## [Exercise brief]
Keeping pictures out of the copy, restate each record word for word.

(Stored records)

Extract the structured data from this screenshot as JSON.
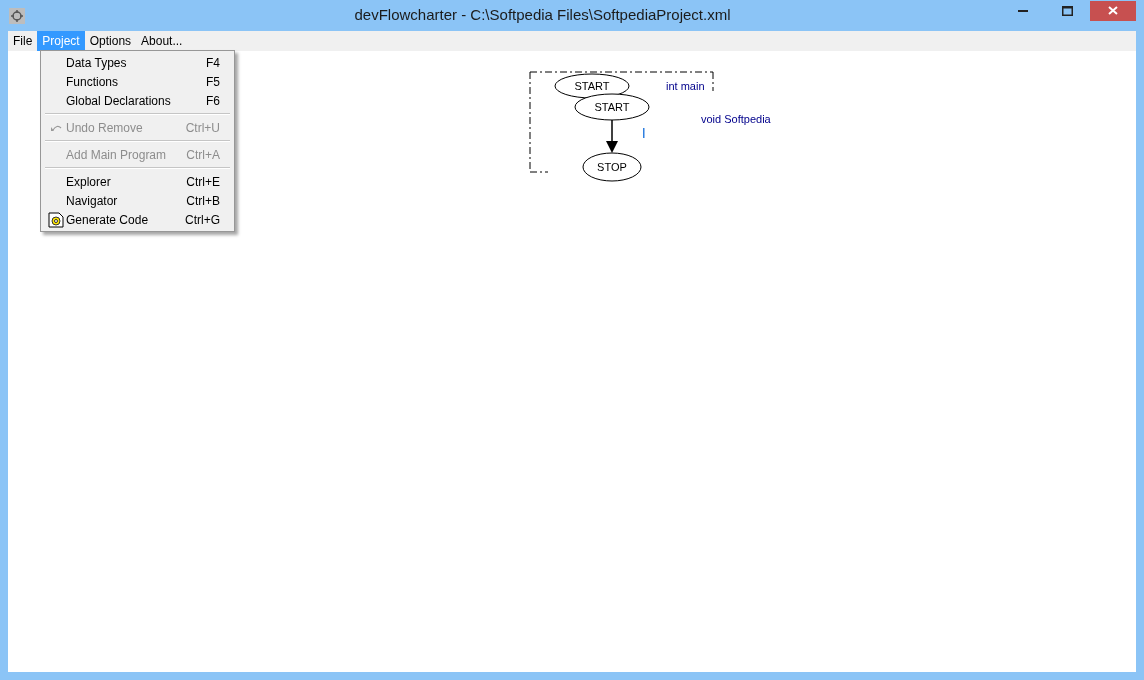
{
  "window": {
    "title": "devFlowcharter - C:\\Softpedia Files\\SoftpediaProject.xml"
  },
  "menu_bar": [
    {
      "label": "File",
      "selected": false
    },
    {
      "label": "Project",
      "selected": true
    },
    {
      "label": "Options",
      "selected": false
    },
    {
      "label": "About...",
      "selected": false
    }
  ],
  "dropdown": [
    {
      "kind": "plain",
      "label": "Data Types",
      "shortcut": "F4",
      "disabled": false
    },
    {
      "kind": "plain",
      "label": "Functions",
      "shortcut": "F5",
      "disabled": false
    },
    {
      "kind": "plain",
      "label": "Global Declarations",
      "shortcut": "F6",
      "disabled": false
    },
    {
      "kind": "separator"
    },
    {
      "kind": "undo",
      "label": "Undo Remove",
      "shortcut": "Ctrl+U",
      "disabled": true
    },
    {
      "kind": "separator"
    },
    {
      "kind": "plain",
      "label": "Add Main Program",
      "shortcut": "Ctrl+A",
      "disabled": true
    },
    {
      "kind": "separator"
    },
    {
      "kind": "plain",
      "label": "Explorer",
      "shortcut": "Ctrl+E",
      "disabled": false
    },
    {
      "kind": "plain",
      "label": "Navigator",
      "shortcut": "Ctrl+B",
      "disabled": false
    },
    {
      "kind": "generate",
      "label": "Generate Code",
      "shortcut": "Ctrl+G",
      "disabled": false
    }
  ],
  "diagram": {
    "nodes": [
      {
        "label": "START"
      },
      {
        "label": "START"
      },
      {
        "label": "STOP"
      }
    ],
    "labels": [
      {
        "text": "int main"
      },
      {
        "text": "void Softpedia"
      }
    ]
  }
}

## [Solved problem]
Extract the structured data from this screenshot as JSON.
{
  "window": {
    "title": "devFlowcharter - C:\\Softpedia Files\\SoftpediaProject.xml"
  },
  "menu_bar": [
    {
      "label": "File",
      "selected": false
    },
    {
      "label": "Project",
      "selected": true
    },
    {
      "label": "Options",
      "selected": false
    },
    {
      "label": "About...",
      "selected": false
    }
  ],
  "dropdown": [
    {
      "kind": "plain",
      "label": "Data Types",
      "shortcut": "F4",
      "disabled": false
    },
    {
      "kind": "plain",
      "label": "Functions",
      "shortcut": "F5",
      "disabled": false
    },
    {
      "kind": "plain",
      "label": "Global Declarations",
      "shortcut": "F6",
      "disabled": false
    },
    {
      "kind": "separator"
    },
    {
      "kind": "undo",
      "label": "Undo Remove",
      "shortcut": "Ctrl+U",
      "disabled": true
    },
    {
      "kind": "separator"
    },
    {
      "kind": "plain",
      "label": "Add Main Program",
      "shortcut": "Ctrl+A",
      "disabled": true
    },
    {
      "kind": "separator"
    },
    {
      "kind": "plain",
      "label": "Explorer",
      "shortcut": "Ctrl+E",
      "disabled": false
    },
    {
      "kind": "plain",
      "label": "Navigator",
      "shortcut": "Ctrl+B",
      "disabled": false
    },
    {
      "kind": "generate",
      "label": "Generate Code",
      "shortcut": "Ctrl+G",
      "disabled": false
    }
  ],
  "diagram": {
    "nodes": [
      {
        "label": "START"
      },
      {
        "label": "START"
      },
      {
        "label": "STOP"
      }
    ],
    "labels": [
      {
        "text": "int main"
      },
      {
        "text": "void Softpedia"
      }
    ]
  }
}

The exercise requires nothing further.